But I didn't realize it until I was on stage at the Gothla Gala in March 2010.  I had been under a lot of stress from everywhere: my day job, producing the event, home-life.  My journey to the actual event involved a missed flight that left me stranded overnight in Detroit.  I was exhausted, worn-out, and fed-up, and about to close the biggest show yet in front of a sold-out audience, with a musician I had never performed with who wasn't playing the instrument I thought he was going to use.  Somewhere in that moment, I just stopped caring about everything and everyone else. I didn't care how the performance would go, what people would think, what would happen afterwards, what it all meant.  I just breathed and stepped out into whatever would be.   And it was in those few minutes on stage that everything changed.  It all slipped away - fears, expectations, obligations; I could feel that flame for the dance grow brighter - more than it had in years.  Everything had caught up: heart, body, brain, spirit, and I found myself in that moment.

I didn't fully realize the implications - I just knew it had felt different, but looking back now, I can vividly see that was the turning point.  All those times I thought about not dancing any more? It was because of everyone else and their effect on me.  How they made me feel. But the truth is - we can't dance for anyone else, if we can't dance for ourselves first.

So if you are feeling exhausted, if you're not sure if you should keep dancing, if you're wondering how to rekindle that flame - clear away the debris.  Clear away everyone else's obligations and expectations.  Reconnect with that part of you that first fell in love with the dance.  Listen to the music and let your body move without questioning it.  Just let it move.  Let your spirit flow and open up and just enjoy how it feels.  Don't think, don't choreograph, don't question, don't critique.  Just be a body discovering the music and open up.

Go ahead, dance for you.  You don't need my permission or anyone else's to do it - just your own. You will feel the difference.

Live. Love. Dance.

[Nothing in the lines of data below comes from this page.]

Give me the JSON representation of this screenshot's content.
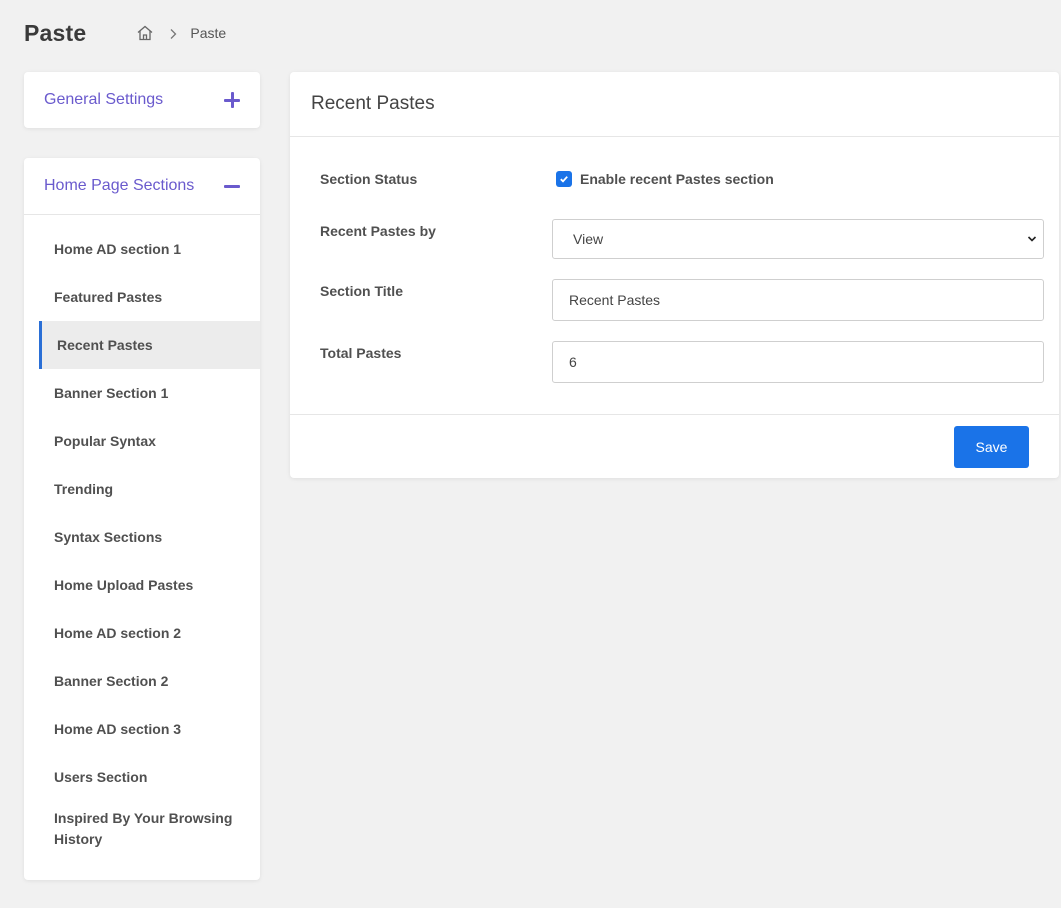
{
  "header": {
    "title": "Paste",
    "breadcrumb": {
      "home_icon": "home-icon",
      "current": "Paste"
    }
  },
  "general_settings": {
    "title": "General Settings",
    "icon": "plus-icon"
  },
  "home_page_sections": {
    "title": "Home Page Sections",
    "icon": "minus-icon",
    "items": [
      {
        "label": "Home AD section 1"
      },
      {
        "label": "Featured Pastes"
      },
      {
        "label": "Recent Pastes",
        "active": true
      },
      {
        "label": "Banner Section 1"
      },
      {
        "label": "Popular Syntax"
      },
      {
        "label": "Trending"
      },
      {
        "label": "Syntax Sections"
      },
      {
        "label": "Home Upload Pastes"
      },
      {
        "label": "Home AD section 2"
      },
      {
        "label": "Banner Section 2"
      },
      {
        "label": "Home AD section 3"
      },
      {
        "label": "Users Section"
      },
      {
        "label": "Inspired By Your Browsing History"
      }
    ]
  },
  "panel": {
    "title": "Recent Pastes",
    "section_status": {
      "label": "Section Status",
      "checkbox_label": "Enable recent Pastes section",
      "checked": true
    },
    "recent_pastes_by": {
      "label": "Recent Pastes by",
      "value": "View"
    },
    "section_title": {
      "label": "Section Title",
      "value": "Recent Pastes"
    },
    "total_pastes": {
      "label": "Total Pastes",
      "value": "6"
    },
    "save_label": "Save"
  },
  "colors": {
    "accent": "#6a5acd",
    "primary": "#1a73e8",
    "active_border": "#2a6fd6"
  }
}
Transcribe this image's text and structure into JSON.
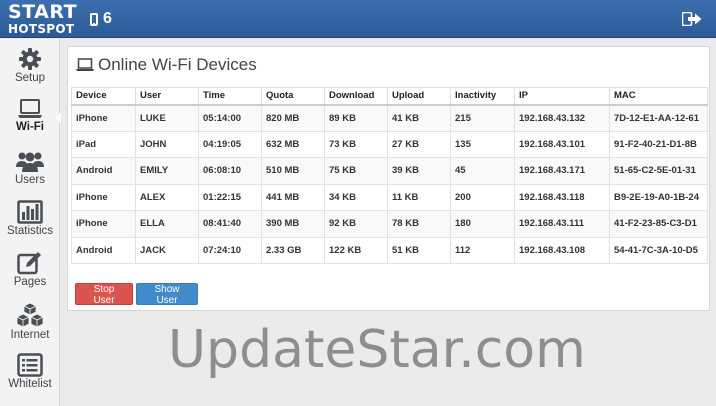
{
  "header": {
    "logo_top": "START",
    "logo_bottom": "HOTSPOT",
    "device_count": "6",
    "logout_icon": "logout-icon"
  },
  "sidebar": {
    "items": [
      {
        "label": "Setup",
        "icon": "gear-icon"
      },
      {
        "label": "Wi-Fi",
        "icon": "laptop-icon",
        "active": true
      },
      {
        "label": "Users",
        "icon": "users-icon"
      },
      {
        "label": "Statistics",
        "icon": "bar-chart-icon"
      },
      {
        "label": "Pages",
        "icon": "edit-icon"
      },
      {
        "label": "Internet",
        "icon": "cubes-icon"
      },
      {
        "label": "Whitelist",
        "icon": "list-icon"
      }
    ]
  },
  "panel": {
    "title": "Online Wi-Fi Devices",
    "columns": [
      "Device",
      "User",
      "Time",
      "Quota",
      "Download",
      "Upload",
      "Inactivity",
      "IP",
      "MAC"
    ],
    "rows": [
      [
        "iPhone",
        "LUKE",
        "05:14:00",
        "820 MB",
        "89 KB",
        "41 KB",
        "215",
        "192.168.43.132",
        "7D-12-E1-AA-12-61"
      ],
      [
        "iPad",
        "JOHN",
        "04:19:05",
        "632 MB",
        "73 KB",
        "27 KB",
        "135",
        "192.168.43.101",
        "91-F2-40-21-D1-8B"
      ],
      [
        "Android",
        "EMILY",
        "06:08:10",
        "510 MB",
        "75 KB",
        "39 KB",
        "45",
        "192.168.43.171",
        "51-65-C2-5E-01-31"
      ],
      [
        "iPhone",
        "ALEX",
        "01:22:15",
        "441 MB",
        "34 KB",
        "11 KB",
        "200",
        "192.168.43.118",
        "B9-2E-19-A0-1B-24"
      ],
      [
        "iPhone",
        "ELLA",
        "08:41:40",
        "390 MB",
        "92 KB",
        "78 KB",
        "180",
        "192.168.43.111",
        "41-F2-23-85-C3-D1"
      ],
      [
        "Android",
        "JACK",
        "07:24:10",
        "2.33 GB",
        "122 KB",
        "51 KB",
        "112",
        "192.168.43.108",
        "54-41-7C-3A-10-D5"
      ]
    ],
    "stop_button": "Stop User",
    "show_button": "Show User"
  },
  "watermark": "UpdateStar.com",
  "colors": {
    "header": "#2c5a97",
    "stop": "#d9534f",
    "show": "#428bca",
    "icon": "#4a4f55"
  }
}
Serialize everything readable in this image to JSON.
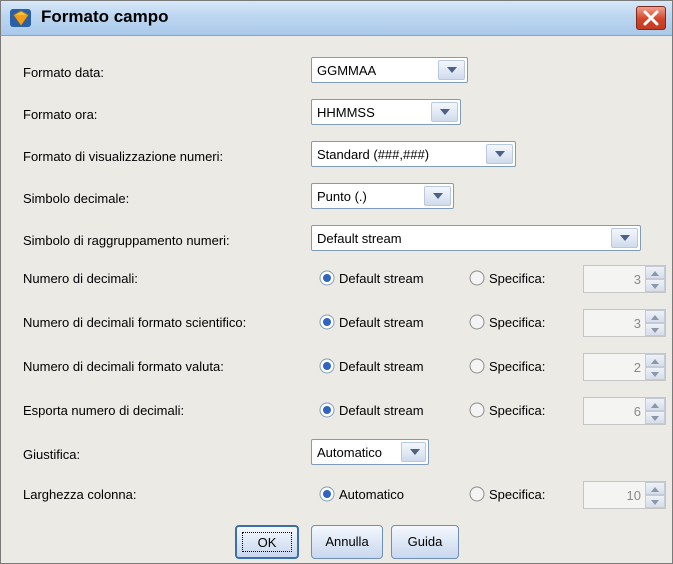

*Description of "Journey to the Underworld" workshop: "When was the last time you broke down your own facades and explored the truth of what lays bare underneath? Are you brave enough to look and become stronger as a dancer for it? Being a part of the bellydance community for any length of time affects us in so many ways, many below the surface that can influence how we look and feel about ourselves and others. In this dynamic and unusual workshop, we will explore through exercises and movement combinations the mythic concept of the Descent and Encounter in Mediterranean, Middle Eastern, and Indian cultures. This is a safe and supportive opportunity to challenge yourself mentally and physically, while discovering who you are or wish to be as a dancer. Warning: This is not a "woo-woo" or "new-agey" class, but it will ask you to push your boundaries."